git bisect reset

Now we know that there is a certain commit that breaks compilation. With tig, or git show, we can examine its content and fix it. The quick and dirty solution is to revert it:

git revert <hash>

Note that it is possible to see at any time what commits were marked as good or bad using git bisect log.

Instead of running make (or whatever command is used for building) and specifying good or bad commits manually, you can tell git-bisect to automatically run make between a series of commits until it automatically finds the one that does not compile.

Using our example, this will result in the following lines:

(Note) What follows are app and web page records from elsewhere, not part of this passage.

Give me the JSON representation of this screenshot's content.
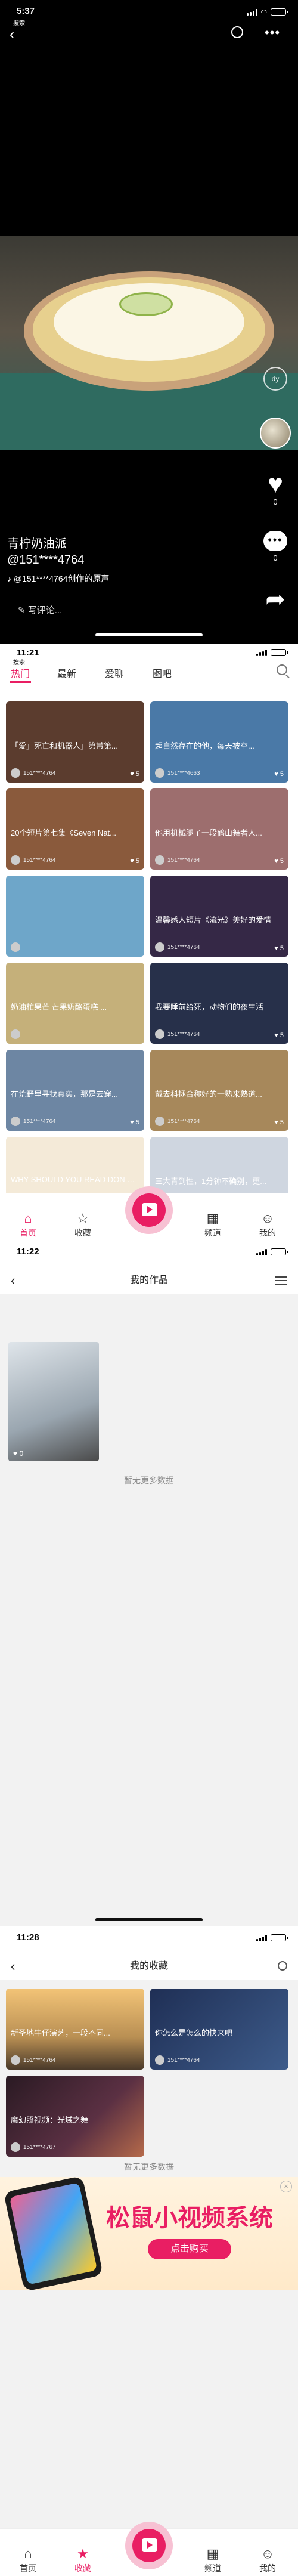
{
  "colors": {
    "accent": "#e91e63",
    "nomore_text": "#8a8a8a"
  },
  "screen1": {
    "status": {
      "time": "5:37",
      "back": "搜索",
      "battery": ""
    },
    "video": {
      "title": "青柠奶油派",
      "user": "@151****4764",
      "music": "@151****4764创作的原声",
      "comment_placeholder": "写评论..."
    },
    "rail": {
      "likes": "0",
      "comments": "0"
    },
    "icons": [
      "back-icon",
      "search-icon",
      "more-icon",
      "heart-icon",
      "comment-icon",
      "share-icon",
      "music-icon",
      "pencil-icon"
    ]
  },
  "screen2": {
    "status": {
      "time": "11:21",
      "back": "搜索"
    },
    "tabs": [
      "热门",
      "最新",
      "爱聊",
      "图吧"
    ],
    "cards": [
      {
        "caption": "「爱」死亡和机器人」第带第...",
        "user": "151****4764",
        "likes": "5",
        "bg": "#5b3c2e"
      },
      {
        "caption": "超自然存在的他，每天被空...",
        "user": "151****4663",
        "likes": "5",
        "bg": "#4a79a7"
      },
      {
        "caption": "20个短片第七集《Seven Nat...",
        "user": "151****4764",
        "likes": "5",
        "bg": "#8a5a3c"
      },
      {
        "caption": "他用机械腿了一段鹤山舞者人...",
        "user": "151****4764",
        "likes": "5",
        "bg": "#9d6e6e"
      },
      {
        "caption": "",
        "user": "",
        "likes": "",
        "bg": "#6ea6c9"
      },
      {
        "caption": "温馨感人短片《流光》美好的爱情",
        "user": "151****4764",
        "likes": "5",
        "bg": "#352846"
      },
      {
        "caption": "奶油杧果芒 芒果奶酪蛋糕 ...",
        "user": "",
        "likes": "",
        "bg": "#c5b07a"
      },
      {
        "caption": "我要睡前给死，动物们的夜生活",
        "user": "151****4764",
        "likes": "5",
        "bg": "#27304a"
      },
      {
        "caption": "在荒野里寻找真实，那是去穿...",
        "user": "151****4764",
        "likes": "5",
        "bg": "#6d86a3"
      },
      {
        "caption": "戴去科拯合称好的一熟来熟道...",
        "user": "151****4764",
        "likes": "5",
        "bg": "#a7885b"
      },
      {
        "caption": "WHY SHOULD YOU READ DON QUIXOTE?",
        "user": "",
        "likes": "",
        "bg": "#f4ead8"
      },
      {
        "caption": "三大青到性，1分钟不确别，更...",
        "user": "",
        "likes": "",
        "bg": "#cfd6e0"
      }
    ],
    "nav": [
      "首页",
      "收藏",
      "频道",
      "我的"
    ]
  },
  "screen3": {
    "status": {
      "time": "11:22"
    },
    "header": "我的作品",
    "back_icon": "back-icon",
    "thumb_likes": "0",
    "nomore": "暂无更多数据"
  },
  "screen4": {
    "status": {
      "time": "11:28"
    },
    "header": "我的收藏",
    "items": [
      {
        "caption": "新圣地牛仔演艺，一段不同...",
        "user": "151****4764",
        "bg": "#b98f53"
      },
      {
        "caption": "你怎么是怎么的快来吧",
        "user": "151****4764",
        "bg": "#1f2f55"
      },
      {
        "caption": "魔幻照视频：光域之舞",
        "user": "151****4767",
        "bg": "#5b3043"
      }
    ],
    "nomore": "暂无更多数据",
    "ad": {
      "title": "松鼠小视频系统",
      "button": "点击购买"
    },
    "nav": [
      "首页",
      "收藏",
      "频道",
      "我的"
    ]
  }
}
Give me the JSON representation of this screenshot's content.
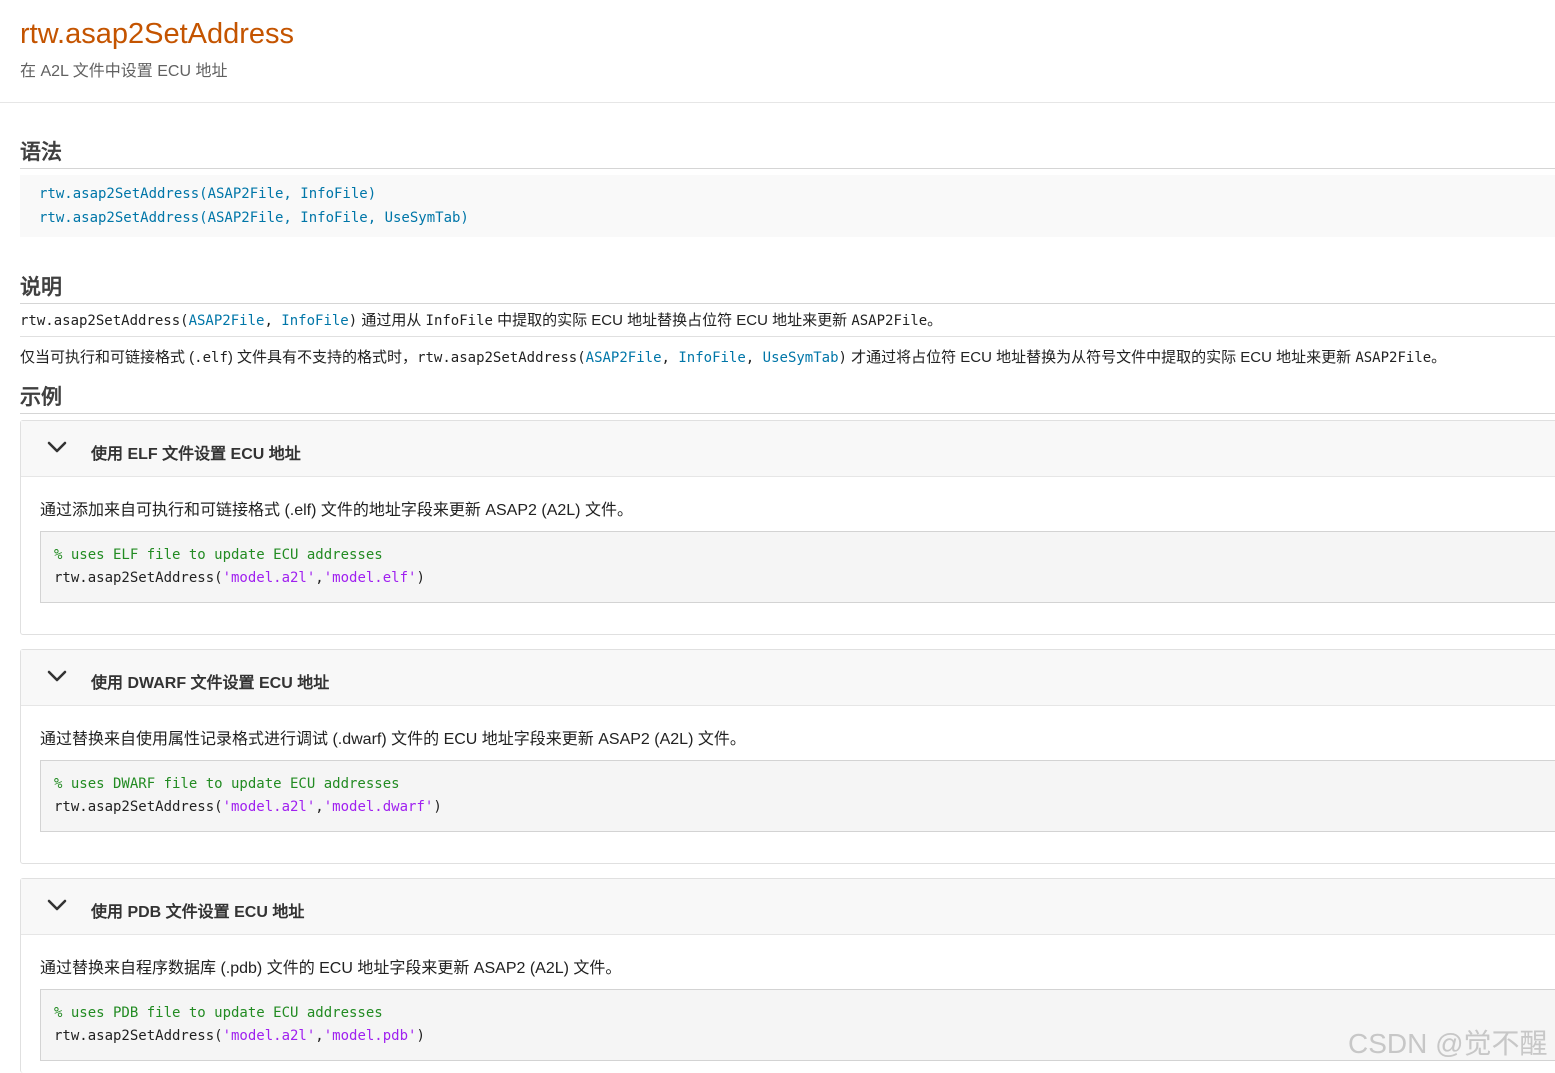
{
  "header": {
    "title": "rtw.asap2SetAddress",
    "subtitle": "在 A2L 文件中设置 ECU 地址"
  },
  "syntax": {
    "heading": "语法",
    "lines": [
      "rtw.asap2SetAddress(ASAP2File, InfoFile)",
      "rtw.asap2SetAddress(ASAP2File, InfoFile, UseSymTab)"
    ]
  },
  "description": {
    "heading": "说明",
    "p1": {
      "fn_open": "rtw.asap2SetAddress(",
      "arg1": "ASAP2File",
      "sep1": ", ",
      "arg2": "InfoFile",
      "close": ")",
      "text1": " 通过用从 ",
      "infofile": "InfoFile",
      "text2": " 中提取的实际 ECU 地址替换占位符 ECU 地址来更新 ",
      "asap2file": "ASAP2File",
      "end": "。"
    },
    "p2": {
      "text1": "仅当可执行和可链接格式 (",
      "elf": ".elf",
      "text2": ") 文件具有不支持的格式时，",
      "fn_open": "rtw.asap2SetAddress(",
      "arg1": "ASAP2File",
      "sep1": ", ",
      "arg2": "InfoFile",
      "sep2": ", ",
      "arg3": "UseSymTab",
      "close": ")",
      "text3": " 才通过将占位符 ECU 地址替换为从符号文件中提取的实际 ECU 地址来更新 ",
      "asap2file": "ASAP2File",
      "end": "。"
    }
  },
  "examples": {
    "heading": "示例",
    "items": [
      {
        "title": "使用 ELF 文件设置 ECU 地址",
        "description": "通过添加来自可执行和可链接格式 (.elf) 文件的地址字段来更新 ASAP2 (A2L) 文件。",
        "comment": "% uses ELF file to update ECU addresses",
        "call_prefix": "rtw.asap2SetAddress(",
        "arg1": "'model.a2l'",
        "comma": ",",
        "arg2": "'model.elf'",
        "call_suffix": ")"
      },
      {
        "title": "使用 DWARF 文件设置 ECU 地址",
        "description": "通过替换来自使用属性记录格式进行调试 (.dwarf) 文件的 ECU 地址字段来更新 ASAP2 (A2L) 文件。",
        "comment": "% uses DWARF file to update ECU addresses",
        "call_prefix": "rtw.asap2SetAddress(",
        "arg1": "'model.a2l'",
        "comma": ",",
        "arg2": "'model.dwarf'",
        "call_suffix": ")"
      },
      {
        "title": "使用 PDB 文件设置 ECU 地址",
        "description": "通过替换来自程序数据库 (.pdb) 文件的 ECU 地址字段来更新 ASAP2 (A2L) 文件。",
        "comment": "% uses PDB file to update ECU addresses",
        "call_prefix": "rtw.asap2SetAddress(",
        "arg1": "'model.a2l'",
        "comma": ",",
        "arg2": "'model.pdb'",
        "call_suffix": ")"
      }
    ]
  },
  "watermark": "CSDN @觉不醒",
  "colors": {
    "title": "#c45400",
    "link": "#0076a8",
    "comment": "#228b22",
    "string": "#a020f0"
  },
  "icons": {
    "expand": "chevron-down-icon"
  }
}
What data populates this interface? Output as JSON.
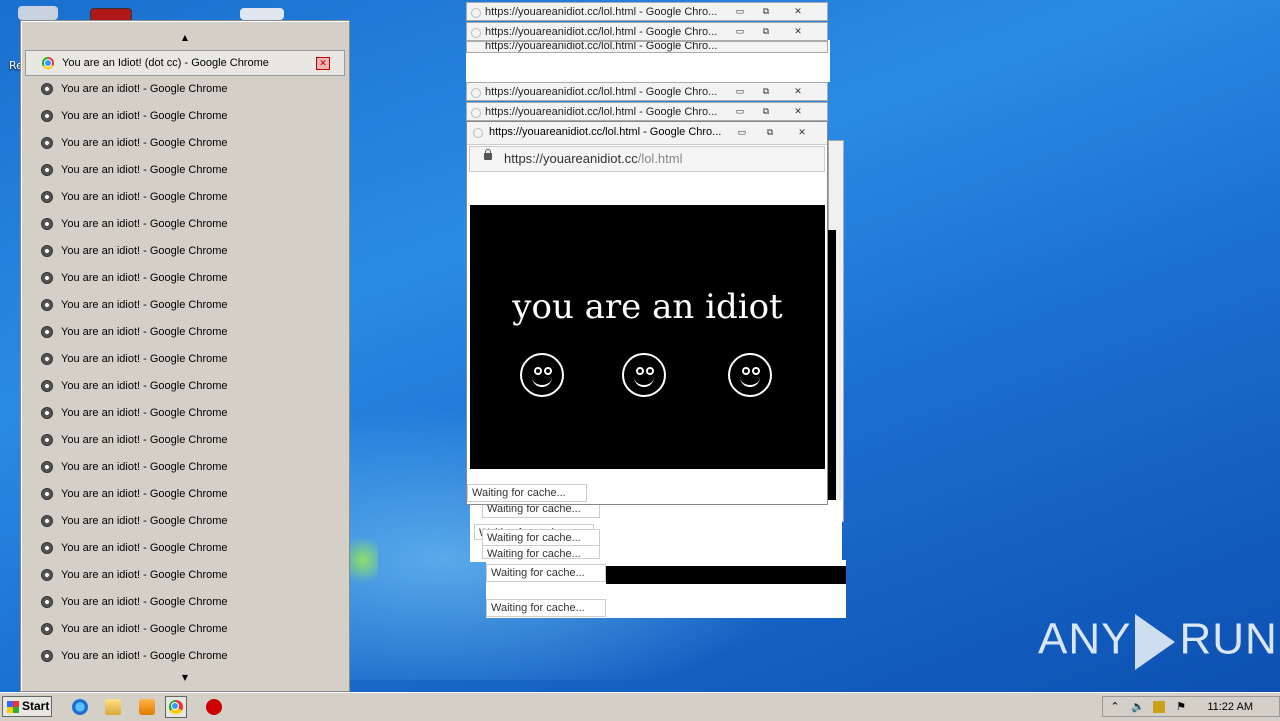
{
  "switcher": {
    "items": [
      {
        "title": "You are an Idiot! (dot cc) - Google Chrome",
        "icon": "chrome-icon",
        "active": true
      },
      {
        "title": "You are an idiot! - Google Chrome",
        "icon": "globe-icon"
      },
      {
        "title": "You are an idiot! - Google Chrome",
        "icon": "globe-icon"
      },
      {
        "title": "You are an idiot! - Google Chrome",
        "icon": "globe-icon"
      },
      {
        "title": "You are an idiot! - Google Chrome",
        "icon": "globe-icon"
      },
      {
        "title": "You are an idiot! - Google Chrome",
        "icon": "globe-icon"
      },
      {
        "title": "You are an idiot! - Google Chrome",
        "icon": "globe-icon"
      },
      {
        "title": "You are an idiot! - Google Chrome",
        "icon": "globe-icon"
      },
      {
        "title": "You are an idiot! - Google Chrome",
        "icon": "globe-icon"
      },
      {
        "title": "You are an idiot! - Google Chrome",
        "icon": "globe-icon"
      },
      {
        "title": "You are an idiot! - Google Chrome",
        "icon": "globe-icon"
      },
      {
        "title": "You are an idiot! - Google Chrome",
        "icon": "globe-icon"
      },
      {
        "title": "You are an idiot! - Google Chrome",
        "icon": "globe-icon"
      },
      {
        "title": "You are an idiot! - Google Chrome",
        "icon": "globe-icon"
      },
      {
        "title": "You are an idiot! - Google Chrome",
        "icon": "globe-icon"
      },
      {
        "title": "You are an idiot! - Google Chrome",
        "icon": "globe-icon"
      },
      {
        "title": "You are an idiot! - Google Chrome",
        "icon": "globe-icon"
      },
      {
        "title": "You are an idiot! - Google Chrome",
        "icon": "globe-icon"
      },
      {
        "title": "You are an idiot! - Google Chrome",
        "icon": "globe-icon"
      },
      {
        "title": "You are an idiot! - Google Chrome",
        "icon": "globe-icon"
      },
      {
        "title": "You are an idiot! - Google Chrome",
        "icon": "globe-icon"
      },
      {
        "title": "You are an idiot! - Google Chrome",
        "icon": "globe-icon"
      },
      {
        "title": "You are an idiot! - Google Chrome",
        "icon": "globe-icon"
      }
    ],
    "scroll_up": "▲",
    "scroll_down": "▼",
    "close_glyph": "✕"
  },
  "windows": {
    "title": "https://youareanidiot.cc/lol.html - Google Chro...",
    "main_title": "https://youareanidiot.cc/lol.html - Google Chro...",
    "min": "▭",
    "max": "⧉",
    "close": "✕",
    "url_host": "https://youareanidiot.cc",
    "url_path": "/lol.html",
    "page_text": "you are an idiot",
    "status": "Waiting for cache..."
  },
  "desktop": {
    "label_re": "Re"
  },
  "watermark": {
    "left": "ANY",
    "right": "RUN"
  },
  "taskbar": {
    "start_label": "Start",
    "clock": "11:22 AM",
    "icons": [
      "ie-icon",
      "explorer-icon",
      "media-player-icon",
      "chrome-icon",
      "stop-icon"
    ],
    "tray_icons": [
      "chevron-up-icon",
      "volume-icon",
      "network-icon",
      "flag-icon"
    ]
  }
}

$> git bisect start
$> git bisect bad
$> git bisect good b927ae940
$> git bisect run sh -c 'make clean; make'
running sh -c make clean; make
make: *** No rule to make target `clean'.  Stop.
myprog.cpp:4:3: error: use of undeclared identifier 'printf'
  printf("hello world %d\n", 42);
  ^
1 error generated.
make: *** [myprog] Error 1
Bisecting: 0 revisions left to test after this (roughly 1 step)
[ee94c178c528884f335767d2d63bae94e7d4e958] Changing the README
running sh -c make clean; make
make: *** No rule to make target `clean'.  Stop.
5ce896d777b528d1c17022c5df6d0b2710c5fed8 is the first bad commit
commit 5ce896d777b528d1c17022c5df6d0b2710c5fed8
Author: dberzano <dario.berzano@cern.ch>
Date:   Tue Dec 15 23:42:49 2015 +0100

    THIS COMMIT BREAKS COMPILATION

:100644 100644 c7d5bcecfb833aa5ac139cc6da2a87fe4d58a4d5 6926d14e4d4c00966127eae2e1e2503d8cc7f5ea M	myprog.cpp
bisect run success

The command has automatically found the faulty commit. Note that in AliRoot or AliPhysics the build directory and the source directory are separated, so you would run git-bisect from the source directory, but the run command would be similar to:

git bisect run sh -c 'cd <build_dir>; make -j8'

Which tags contain my commit?

Suppose you have a certain commit hash and you want to know all the AliRoot tags containing this commit. First off update your local Git repository in order to download potential new tags from the remote:

git fetch && git remote update -p

List all tags containing commit 1e2a988831... like this:

git tag --contains 1e2a988831e4908e2a3f990f85bb92301c586401

Note that the command above does not tell you which tags contain the files as if they were in the given commit: the files might have been changed by other commits in the meanwhile.

Additional Git documentation

ALICE Git pointers